India’s largest ecommerce website, IRCTC or Indian Railways Catering and Tourism Corporation, the subsidiary of Indian Railway and run by Ministry of Railway is the cornerstone of affordable travel in India. IRCTC handles the catering, tourism and online ticketing operations of Indian Railways, involving about 600,000 ticket bookings daily. As per IRCTC’s annual report for 2016-17, e-ticketing accounted for 62% of reserved railway tickets in India, with more than 573,000 tickets sold daily through the IRCTC website. The Indian Computer Emergency Response Team (CERT-In), the agency that handles cybersecurity threats, had 53,081 reported incidents in the country in 2017.
The bug was first reported by Fossbyte. According to them, the website was previously hacked in 2016 when the details of over 1 crore users were leaked. This bug was found by Ronnie T Baby, a college student from Karunya University. The bug in the website was found in its reset password option that automatically sent an OTP to the registered mobile number once user ID was entered. The site did have a captcha to prevent any brute-forcing attempts but allowed the reuse of captchas for infinite requests. This weakness allowed attackers to brute-force OTP and log into users’ accounts. Once logged in, attackers could gain access to sensitive user details and the confidential travel information of lakhs of people, including details like emails, numbers, and addresses. Brute-forcing attacks involve the use of a large database of passwords that are used to systematically find the correct passkey. The OTPs make it easy to hack into the account, due to the matrix combination and the incredible computing power of modern PCs.
The vulnerability said to have exposed at least 2,00,000 (2 lakh) passengers and their nominee details to attackers, although it is not confirmed if the data was actually accessed or not. According to the report, the vulnerability was found in IRCTC’s website and mobile app link that connects to a third-party insurance company for free travel insurance. A service that IRCTC introduced in December 2016. Following which, it stopped free mandatory travel insurance from September 1, allowing users to chose to either opt-in or opt-out of travel insurance.
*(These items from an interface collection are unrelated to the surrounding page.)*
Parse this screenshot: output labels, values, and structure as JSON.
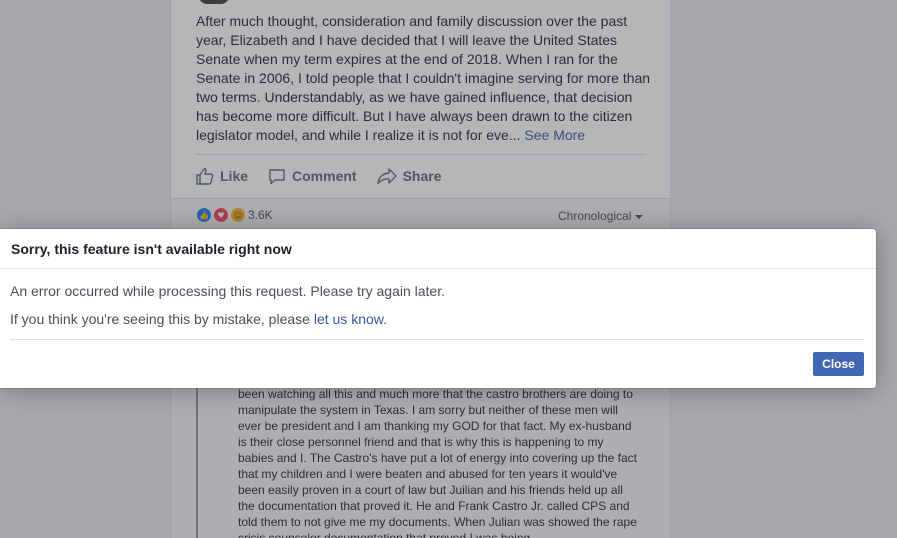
{
  "post": {
    "body": "After much thought, consideration and family discussion over the past year, Elizabeth and I have decided that I will leave the United States Senate when my term expires at the end of 2018. When I ran for the Senate in 2006, I told people that I couldn't imagine serving for more than two terms. Understandably, as we have gained influence, that decision has become more difficult. But I have always been drawn to the citizen legislator model, and while I realize it is not for eve...",
    "see_more": "See More",
    "actions": {
      "like": "Like",
      "comment": "Comment",
      "share": "Share"
    },
    "reactions": {
      "count": "3.6K",
      "icons": [
        "like-reaction",
        "love-reaction",
        "haha-reaction"
      ]
    },
    "sort_label": "Chronological"
  },
  "comment": {
    "text": "been watching all this and much more that the castro brothers are doing to manipulate the system in Texas. I am sorry but neither of these men will ever be president and I am thanking my GOD for that fact. My ex-husband is their close personnel friend and that is why this is happening to my babies and I. The Castro's have put a lot of energy into covering up the fact that my children and I were beaten and abused for ten years it would've been easily proven in a court of law but Juilian and his friends held up all the documentation that proved it. He and Frank Castro Jr. called CPS and told them to not give me my documents. When Julian was showed the rape crisis counselor documentation that proved I was being"
  },
  "dialog": {
    "title": "Sorry, this feature isn't available right now",
    "message": "An error occurred while processing this request. Please try again later.",
    "mistake_prefix": "If you think you're seeing this by mistake, please ",
    "mistake_link": "let us know",
    "mistake_suffix": ".",
    "close_label": "Close"
  },
  "colors": {
    "link": "#385898",
    "primary_button": "#4267b2",
    "page_background": "#e9ebee"
  }
}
IRCTC has not commented on the matter or explained if any accounts were really compromised from the exploitation of the bug. The important thing to note here is that the issue was reported to IRCTC on January 19 and then in about less than a month, IRCTC fixed the problem on February 12 with a proper captcha verification.
An IRCTC spokesperson denies that there was any vulnerability on its website. “There is no bug (on the website) so there is no question of fixing it,” the spokesperson said.
“There is no bug (on the website) so there is no question of fixing it,” the spokesperson said.